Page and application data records

=======

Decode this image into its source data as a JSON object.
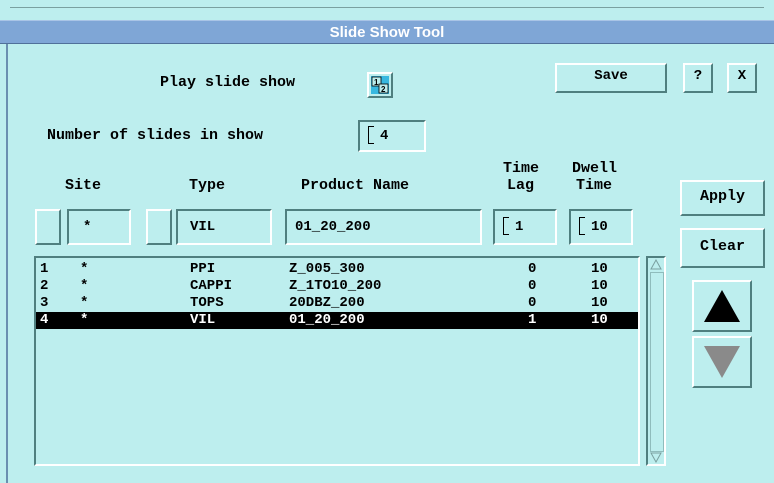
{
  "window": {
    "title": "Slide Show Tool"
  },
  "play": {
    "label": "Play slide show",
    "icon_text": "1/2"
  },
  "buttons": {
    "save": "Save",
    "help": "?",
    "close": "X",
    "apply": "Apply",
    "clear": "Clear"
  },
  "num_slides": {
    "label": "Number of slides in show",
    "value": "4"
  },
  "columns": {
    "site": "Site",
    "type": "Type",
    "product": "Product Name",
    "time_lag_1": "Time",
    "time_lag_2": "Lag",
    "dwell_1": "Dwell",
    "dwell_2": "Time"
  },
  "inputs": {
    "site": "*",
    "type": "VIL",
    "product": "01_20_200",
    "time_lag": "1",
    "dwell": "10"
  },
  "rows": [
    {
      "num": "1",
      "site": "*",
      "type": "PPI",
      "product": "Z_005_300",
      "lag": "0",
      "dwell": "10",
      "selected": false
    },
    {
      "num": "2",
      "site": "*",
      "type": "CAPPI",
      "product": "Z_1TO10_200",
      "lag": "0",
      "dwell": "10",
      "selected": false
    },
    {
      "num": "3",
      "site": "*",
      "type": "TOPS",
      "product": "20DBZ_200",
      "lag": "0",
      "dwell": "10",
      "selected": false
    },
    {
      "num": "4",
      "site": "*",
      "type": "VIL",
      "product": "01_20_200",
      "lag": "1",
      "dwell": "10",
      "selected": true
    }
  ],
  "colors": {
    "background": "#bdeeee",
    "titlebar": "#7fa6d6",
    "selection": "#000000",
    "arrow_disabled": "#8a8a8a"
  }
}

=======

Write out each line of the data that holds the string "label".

    "label": "Play slide show",
    "label": "Number of slides in show",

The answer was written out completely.